Still another problem with my particular set up is that I ordered a water hose retainer clip, which the Q5 video shows as removable, so I assumed it would come loose and I could put it wherever I wanted. But it was sewn low down on the right shoulder strap. The first problem here is that a right-handed shooter probably won’t want the drinking tube on the right side; second problem is that it’s sewn into the strap and prevents me from shortening the shoulder strap below the clip. I wanted to shorten the straps to get the vest to ride higher, so I had to cut the clip out (more on that below).
The other negatives I’m experiencing with this vest (I’ve hunted with it a half-dozen times now) have to do with the shell pockets. I ordered a standard Q5 shell pocket for my shells, which I keep on the right side and a Quilomene pocket for the left, which looked like it’d be roomy enough for me to carry our small camcorder. It’s not, but it’s bulkier and takes up more hip-belt real estate so that it rides on my left thigh when I’m climbing (very annoying), and requires two hands to open. The Q5 shell pocket holds a lot more shells than I’m used to, which I appreciate, but is not nearly as user-friendly as the substantially smaller Badlands magnetic closure shell pockets; for quick reloading, especially with gloves, the Q5 shell pockets are not easy to manipulate with one hand.
The bird bag is really big and easy to get birds into, as long as the storage pockets (which sit on the outside of the top layer of the bird bag) aren’t too heavily loaded with gear, or you don’t have a heavy garment or elk shed lashed to the outside of the bag; if this is the case, you have to push hard backward to gain enough space to drop the bird in the pouch. Without birds in the bag, it rides much lower than I’d like, and when I’ve got a bunch of birds in it, it bangs on the bottom of my butt with every step, which gets old fast.
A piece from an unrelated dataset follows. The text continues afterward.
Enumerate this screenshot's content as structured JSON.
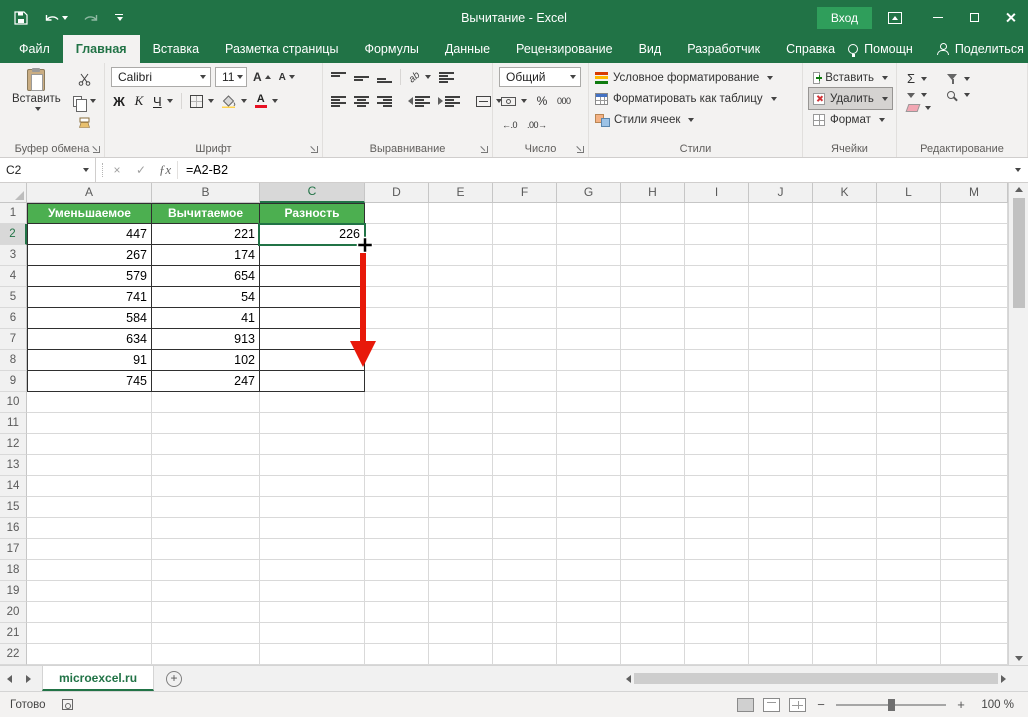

At 6′, I don’t think the vest should hang as low as it does.
So after cutting the sewn-in clip out of the right shoulder strap I shortened the straps a lot to see if I could get it to ride higher so the bird bag doesn’t ride on my rump. I was able to shorten the straps to get the bag to ride below the small of my back and on the top of my butt, but this moved the padded hip belt above my waist: not an option! So it seems the vest is definitely designed to ride as low as it does, which doesn’t make a lot of sense to me, but what do I know?
I don’t hate this vest. I really wanted to like it. At $240, it should be high quality, which I think it is, at least as far as the materials. The heavy-duty nylon and plastic components seem durable, although I do wonder if the very bright blaze sections will quickly fade as they did on my Centerfire vest. It’s been a long time since I’ve used a strap vest, so I wasn’t sure how I’d like the basic no-frill, unpadded nylon shoulder straps, and they’re actually a lot more comfortable than I expected. Ultimately, I just don’t like the fact that it’s designed to ride so low. If anyone’s interested, it’s available for $200, and I’ll throw in a couple of our new iron-on patches.
The bottom line is that this — so far — is definitely not my perfect chukar vest. I still haven’t found it and suspect it probably doesn’t exist.
- Fairly comfortable (aside from the butt-whomping)
- Adjustable (within limits)
- Good amount of storage capability
- Easy to get birds in the bag (as long as you’re not carrying a lot of stuff in the storage pouches)
- High quality components and construction
- Q5 shell pockets not easy to use with one hand
- Quilomene shell pockets almost impossible to use with one hand
- Water bladder setup not well designed
- Removable components should not be sewn onto vest
- Long lead times